The Contribution of Venice’s Colonies to its Naval Warfare in the Eastern Mediterranean in the Fifteenth Century
By Ruth Gertwagen
Mediterraneo in armi (secc. XV-XVIII) – Tomo I, ed. Rossella Cancila (Palermo, 2007)
Introduction: Venice was a maritime economic power that was based on its maritime transportation, commercial routes and on its colonies. In the fifteenth century the Venetian Empire included Dalmatia and the Islands along its coast in the central Adriatic Sea and Albany further to the south, and consisted of Islands in the Ionian Sea at the entrance of the Adriatic, as well as of islands in the Aegean and territories in the Peloponnese. Notwithstanding the loss of Negroponte in 1470, the most important colony in the northern Aegean, the Venetian Empire extended to its maximum in this period.

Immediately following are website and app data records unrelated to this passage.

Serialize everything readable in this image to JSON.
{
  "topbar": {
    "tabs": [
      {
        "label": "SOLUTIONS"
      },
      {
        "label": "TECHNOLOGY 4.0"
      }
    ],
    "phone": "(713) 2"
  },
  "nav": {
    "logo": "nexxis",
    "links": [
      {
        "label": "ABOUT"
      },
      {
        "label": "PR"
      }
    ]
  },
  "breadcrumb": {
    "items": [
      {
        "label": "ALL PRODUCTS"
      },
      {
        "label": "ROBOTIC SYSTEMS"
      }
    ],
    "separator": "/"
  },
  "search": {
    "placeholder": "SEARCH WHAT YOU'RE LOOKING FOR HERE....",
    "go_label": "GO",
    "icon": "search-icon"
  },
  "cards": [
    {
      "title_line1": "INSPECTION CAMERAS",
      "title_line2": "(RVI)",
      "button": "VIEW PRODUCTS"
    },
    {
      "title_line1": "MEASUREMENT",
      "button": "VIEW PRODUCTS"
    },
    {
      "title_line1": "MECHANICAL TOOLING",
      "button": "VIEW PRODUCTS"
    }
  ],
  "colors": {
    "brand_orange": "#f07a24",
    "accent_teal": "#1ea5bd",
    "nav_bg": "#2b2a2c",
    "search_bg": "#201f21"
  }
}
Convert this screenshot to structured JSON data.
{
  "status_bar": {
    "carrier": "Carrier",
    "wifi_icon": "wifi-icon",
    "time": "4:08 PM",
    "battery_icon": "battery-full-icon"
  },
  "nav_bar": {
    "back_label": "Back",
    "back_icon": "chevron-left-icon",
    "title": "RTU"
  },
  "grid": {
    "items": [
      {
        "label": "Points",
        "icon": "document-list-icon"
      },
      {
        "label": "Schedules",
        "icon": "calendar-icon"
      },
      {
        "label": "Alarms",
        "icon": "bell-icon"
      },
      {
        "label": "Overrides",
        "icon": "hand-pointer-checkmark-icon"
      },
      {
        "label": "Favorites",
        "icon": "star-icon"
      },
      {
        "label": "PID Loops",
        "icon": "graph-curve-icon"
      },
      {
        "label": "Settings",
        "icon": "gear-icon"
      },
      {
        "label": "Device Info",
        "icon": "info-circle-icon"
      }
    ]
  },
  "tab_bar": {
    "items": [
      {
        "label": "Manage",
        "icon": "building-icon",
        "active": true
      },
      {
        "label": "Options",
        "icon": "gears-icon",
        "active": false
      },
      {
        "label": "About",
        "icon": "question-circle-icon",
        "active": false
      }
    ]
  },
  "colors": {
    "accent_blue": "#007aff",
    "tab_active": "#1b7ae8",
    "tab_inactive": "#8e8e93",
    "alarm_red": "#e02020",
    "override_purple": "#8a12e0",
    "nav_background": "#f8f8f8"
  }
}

Venice’s territorial expansion began, as we shall see below, in the late fourteenth century, not by conquests but as a consequence of the annexation with the local inhabitants’ consent, or by the request of the local rulers. Due to defensive motives Venice answered positively, preventing the fall of these territories to the hands of her rivals. The trigger to Venice’s territorial expansion came from the War of Tenedos/ Chioggia (1377-1381) that had a direct bearing on Venice’s geopolitical and commercial policy till the end of the first half of the fifteenth century on one hand, and on the other, the Venice’s naval power and warfare in this century.